But we’re told Miss Mandible “knows now that everything she has been told about life, about America, is true.” Doesn’t that go against the main idea in this story, the way “the authorities” run so much of our lives, the arbitrariness of so much of society and the roles we play in it? “Who decides?” Isn’t Miss Mandible, after all, being punished for the authorities’ edict that a thirty-five-year-old is actually eleven? Or is her punishment itself the thing that confirms in her mind the authorities’ righteousness? How is it that “truth is punishment”? I don’t know. I enjoy the story without being able to puzzle it out.

Glad I googled Sounds of Sebring.

Flash fiction story: “Eight Tips for Living with the Monster Under Your Bed”

“Eight Tips for Living with the Monster Under Your Bed,” by Derek Heckman

Appeared here in Wigleaf, December 12th, 2018

1,002 words (I’m rounding down to count it as flash fiction)

This seems to be—pardon my literal-mindedness—a story of childhood schizophrenia, and how it gradually becomes unbearable. The last line, the bit in italics, is surely spoken by an imaginary version of the boy’s brother.

The use of second person imparts a sense of intimacy. Perhaps second person is a good substitute for first when the character is incapable of narrating (in this case because of his age).

Short story: “STET”

“STET,” by Sarah Gailey

Appeared in Fireside Magazine, October 2018 (read here); recommended to me by a friend with good taste

1,434 words

I very much admire the use of the form, and the sense of barely restrained fury and grief. I’m reminded of the parents in “People Like That Are the Only People Here” (the coping mechanism feels similar even if the emotion is quite different) and “Incarnations of Burned Children.”

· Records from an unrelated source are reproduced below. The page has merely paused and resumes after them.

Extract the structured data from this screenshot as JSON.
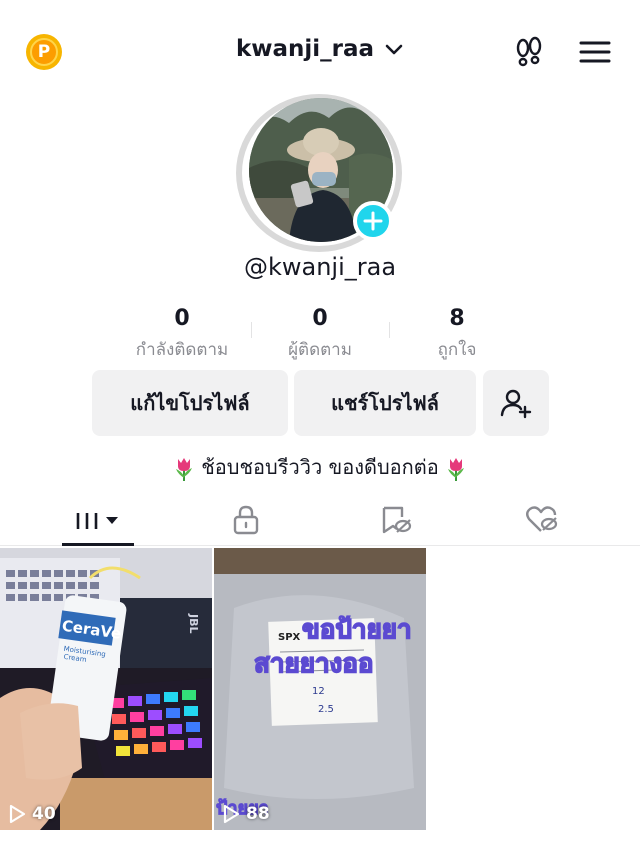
{
  "header": {
    "points_icon": "points-coin-icon",
    "points_letter": "P",
    "username": "kwanji_raa",
    "icons": [
      "chevron-down-icon",
      "footprint-icon",
      "hamburger-menu-icon"
    ]
  },
  "profile": {
    "handle": "@kwanji_raa",
    "stats": [
      {
        "value": "0",
        "label": "กำลังติดตาม"
      },
      {
        "value": "0",
        "label": "ผู้ติดตาม"
      },
      {
        "value": "8",
        "label": "ถูกใจ"
      }
    ],
    "buttons": {
      "edit": "แก้ไขโปรไฟล์",
      "share": "แชร์โปรไฟล์"
    },
    "bio": "ช้อบชอบรีววิว ของดีบอกต่อ"
  },
  "tabs": [
    "videos-grid-icon",
    "lock-icon",
    "bookmark-icon",
    "liked-heart-icon"
  ],
  "videos": [
    {
      "views": "40",
      "overlay_text": "",
      "brand": "CeraVe",
      "product": "Moisturising Cream"
    },
    {
      "views": "88",
      "overlay_text": "ขอป้ายยา สายยางออ",
      "bottom_text": "ป้ายยา",
      "label_lines": [
        "SPX",
        "12",
        "2.5"
      ]
    }
  ],
  "colors": {
    "accent": "#20d5ec",
    "text": "#161823",
    "secondary": "#8a8b91",
    "button_bg": "#f1f1f2",
    "coin": "#f7b500"
  }
}
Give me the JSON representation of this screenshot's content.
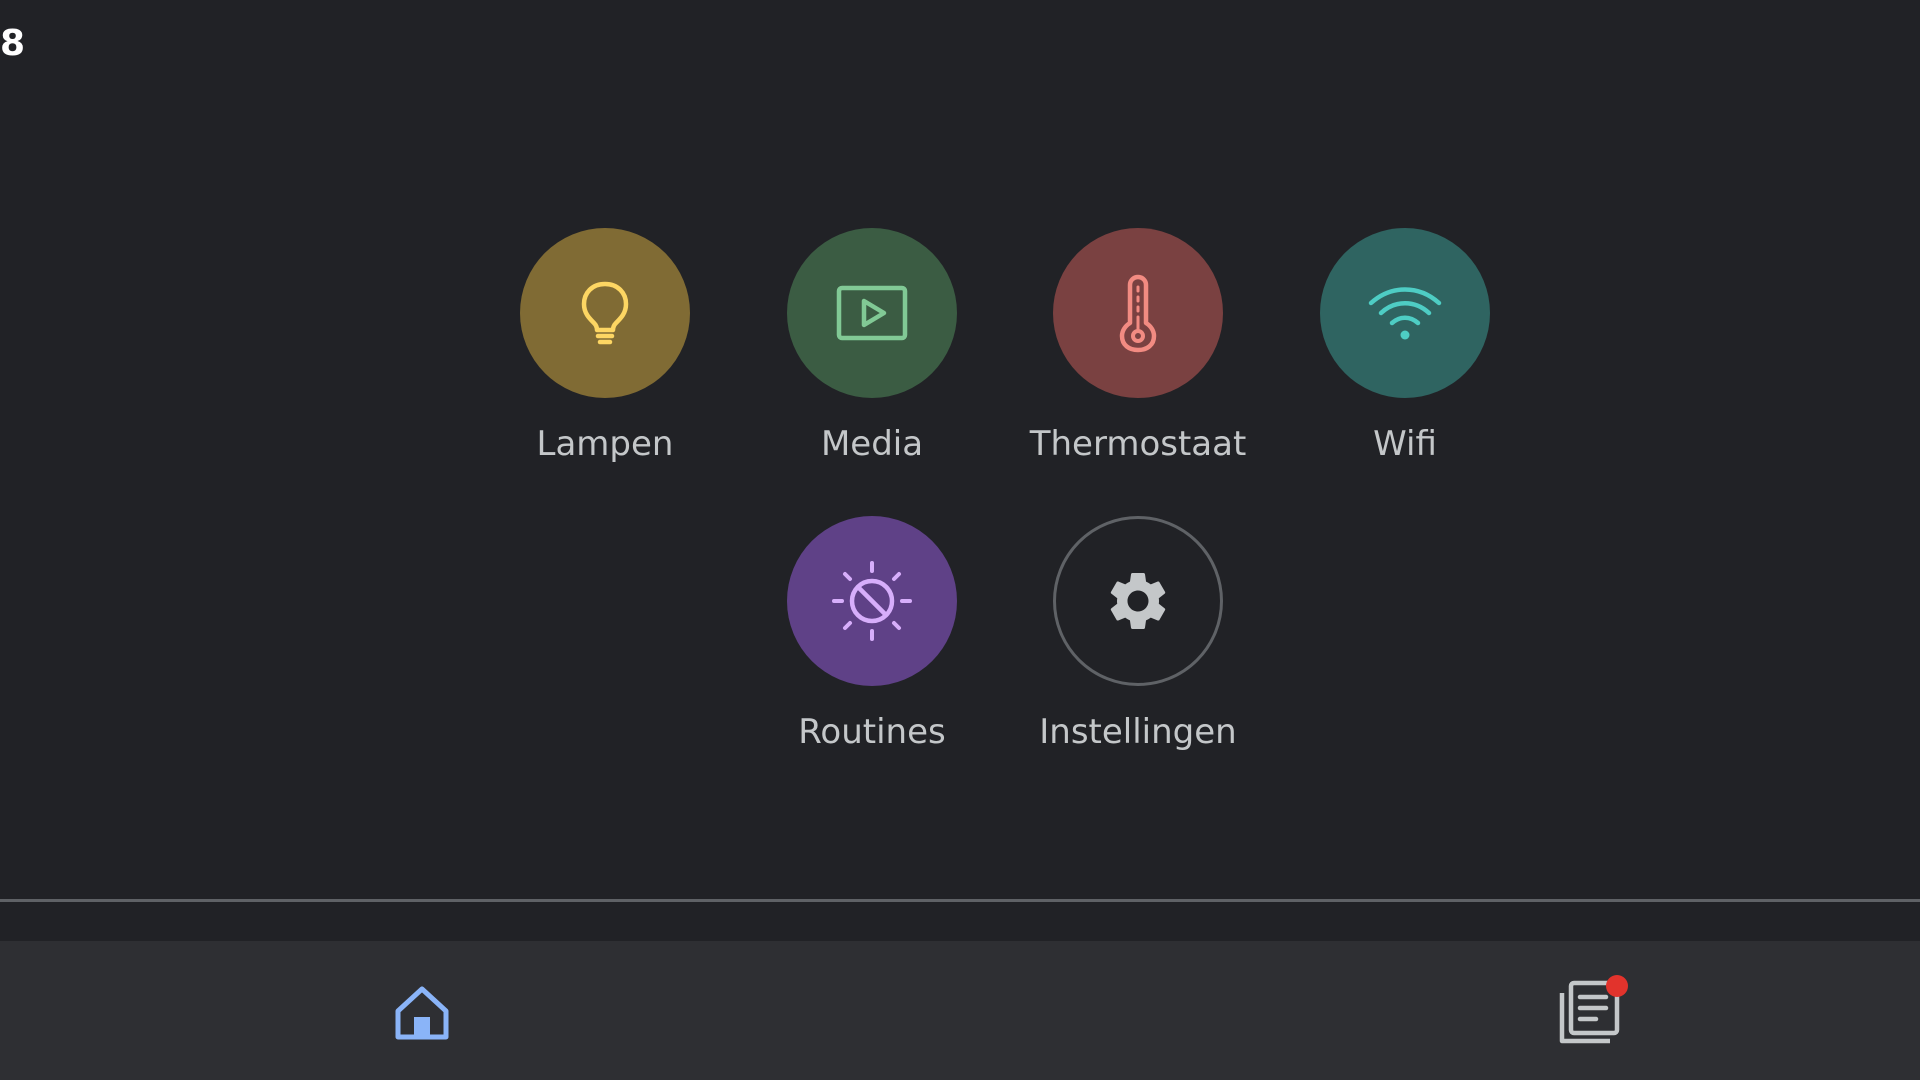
{
  "status": {
    "text": "8"
  },
  "tiles": [
    {
      "label": "Lampen",
      "icon": "lightbulb-icon",
      "bg": "#806b34",
      "fg": "#fdd663"
    },
    {
      "label": "Media",
      "icon": "play-screen-icon",
      "bg": "#3b5c43",
      "fg": "#81c995"
    },
    {
      "label": "Thermostaat",
      "icon": "thermometer-icon",
      "bg": "#7a4141",
      "fg": "#f28b82"
    },
    {
      "label": "Wifi",
      "icon": "wifi-icon",
      "bg": "#2f6461",
      "fg": "#4ecdc4"
    },
    {
      "label": "Routines",
      "icon": "routines-sun-moon-icon",
      "bg": "#5f4187",
      "fg": "#d7aefb"
    },
    {
      "label": "Instellingen",
      "icon": "gear-icon",
      "bg": "transparent",
      "fg": "#c4c7c9"
    }
  ],
  "nav": {
    "home": {
      "icon": "home-icon",
      "color": "#8ab4f8"
    },
    "feed": {
      "icon": "feed-icon",
      "color": "#c4c7c9",
      "badge_color": "#e2332c"
    }
  }
}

Nice work on Fireside‘s part, formatting this. I wonder how accessible it is to people using screen readers though? I imagine they probably figured something out.